- [Task goal]
Every entry below is to be retyped exactly as it stands.

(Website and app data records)
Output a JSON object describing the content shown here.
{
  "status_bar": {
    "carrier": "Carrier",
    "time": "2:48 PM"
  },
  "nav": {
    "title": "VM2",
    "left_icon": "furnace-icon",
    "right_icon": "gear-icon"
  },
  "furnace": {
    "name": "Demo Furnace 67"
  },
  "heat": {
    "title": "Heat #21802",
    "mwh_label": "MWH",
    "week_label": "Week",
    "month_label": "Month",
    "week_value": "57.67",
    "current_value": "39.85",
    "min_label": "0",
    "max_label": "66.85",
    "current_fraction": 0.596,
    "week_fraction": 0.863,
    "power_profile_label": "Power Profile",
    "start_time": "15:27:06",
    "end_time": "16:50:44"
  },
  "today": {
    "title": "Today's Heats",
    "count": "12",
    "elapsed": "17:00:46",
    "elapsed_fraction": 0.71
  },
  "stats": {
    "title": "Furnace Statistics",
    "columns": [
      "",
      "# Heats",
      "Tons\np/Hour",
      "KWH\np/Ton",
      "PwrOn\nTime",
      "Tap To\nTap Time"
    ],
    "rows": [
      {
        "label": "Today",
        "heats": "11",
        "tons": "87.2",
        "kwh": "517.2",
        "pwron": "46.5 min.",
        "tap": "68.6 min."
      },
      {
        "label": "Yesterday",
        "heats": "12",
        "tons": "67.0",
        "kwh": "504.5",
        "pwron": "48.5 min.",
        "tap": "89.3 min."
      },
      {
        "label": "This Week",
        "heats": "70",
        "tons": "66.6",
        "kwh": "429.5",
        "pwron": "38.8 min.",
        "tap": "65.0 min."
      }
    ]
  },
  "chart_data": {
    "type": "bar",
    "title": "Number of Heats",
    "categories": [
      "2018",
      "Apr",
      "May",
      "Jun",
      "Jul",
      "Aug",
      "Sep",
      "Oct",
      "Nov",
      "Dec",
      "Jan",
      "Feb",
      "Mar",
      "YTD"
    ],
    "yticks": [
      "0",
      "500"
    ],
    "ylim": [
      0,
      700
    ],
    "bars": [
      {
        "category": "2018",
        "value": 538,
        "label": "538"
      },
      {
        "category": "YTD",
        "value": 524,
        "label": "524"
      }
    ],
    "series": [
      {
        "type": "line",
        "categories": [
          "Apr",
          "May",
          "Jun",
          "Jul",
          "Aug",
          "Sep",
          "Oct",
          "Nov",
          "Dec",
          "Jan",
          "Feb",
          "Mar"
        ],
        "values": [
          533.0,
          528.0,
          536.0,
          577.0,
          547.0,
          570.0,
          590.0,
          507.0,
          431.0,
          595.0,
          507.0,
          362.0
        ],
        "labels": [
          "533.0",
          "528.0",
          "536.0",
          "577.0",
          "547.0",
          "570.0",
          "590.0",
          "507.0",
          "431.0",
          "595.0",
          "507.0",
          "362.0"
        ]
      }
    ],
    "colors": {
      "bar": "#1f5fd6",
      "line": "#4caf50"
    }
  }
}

- [Output for this task]
Output a JSON object describing the content shown here.
{
  "status_bar": {
    "carrier": "Carrier",
    "time": "2:48 PM"
  },
  "nav": {
    "title": "VM2",
    "left_icon": "furnace-icon",
    "right_icon": "gear-icon"
  },
  "furnace": {
    "name": "Demo Furnace 67"
  },
  "heat": {
    "title": "Heat #21802",
    "mwh_label": "MWH",
    "week_label": "Week",
    "month_label": "Month",
    "week_value": "57.67",
    "current_value": "39.85",
    "min_label": "0",
    "max_label": "66.85",
    "current_fraction": 0.596,
    "week_fraction": 0.863,
    "power_profile_label": "Power Profile",
    "start_time": "15:27:06",
    "end_time": "16:50:44"
  },
  "today": {
    "title": "Today's Heats",
    "count": "12",
    "elapsed": "17:00:46",
    "elapsed_fraction": 0.71
  },
  "stats": {
    "title": "Furnace Statistics",
    "columns": [
      "",
      "# Heats",
      "Tons\np/Hour",
      "KWH\np/Ton",
      "PwrOn\nTime",
      "Tap To\nTap Time"
    ],
    "rows": [
      {
        "label": "Today",
        "heats": "11",
        "tons": "87.2",
        "kwh": "517.2",
        "pwron": "46.5 min.",
        "tap": "68.6 min."
      },
      {
        "label": "Yesterday",
        "heats": "12",
        "tons": "67.0",
        "kwh": "504.5",
        "pwron": "48.5 min.",
        "tap": "89.3 min."
      },
      {
        "label": "This Week",
        "heats": "70",
        "tons": "66.6",
        "kwh": "429.5",
        "pwron": "38.8 min.",
        "tap": "65.0 min."
      }
    ]
  },
  "chart_data": {
    "type": "bar",
    "title": "Number of Heats",
    "categories": [
      "2018",
      "Apr",
      "May",
      "Jun",
      "Jul",
      "Aug",
      "Sep",
      "Oct",
      "Nov",
      "Dec",
      "Jan",
      "Feb",
      "Mar",
      "YTD"
    ],
    "yticks": [
      "0",
      "500"
    ],
    "ylim": [
      0,
      700
    ],
    "bars": [
      {
        "category": "2018",
        "value": 538,
        "label": "538"
      },
      {
        "category": "YTD",
        "value": 524,
        "label": "524"
      }
    ],
    "series": [
      {
        "type": "line",
        "categories": [
          "Apr",
          "May",
          "Jun",
          "Jul",
          "Aug",
          "Sep",
          "Oct",
          "Nov",
          "Dec",
          "Jan",
          "Feb",
          "Mar"
        ],
        "values": [
          533.0,
          528.0,
          536.0,
          577.0,
          547.0,
          570.0,
          590.0,
          507.0,
          431.0,
          595.0,
          507.0,
          362.0
        ],
        "labels": [
          "533.0",
          "528.0",
          "536.0",
          "577.0",
          "547.0",
          "570.0",
          "590.0",
          "507.0",
          "431.0",
          "595.0",
          "507.0",
          "362.0"
        ]
      }
    ],
    "colors": {
      "bar": "#1f5fd6",
      "line": "#4caf50"
    }
  }
}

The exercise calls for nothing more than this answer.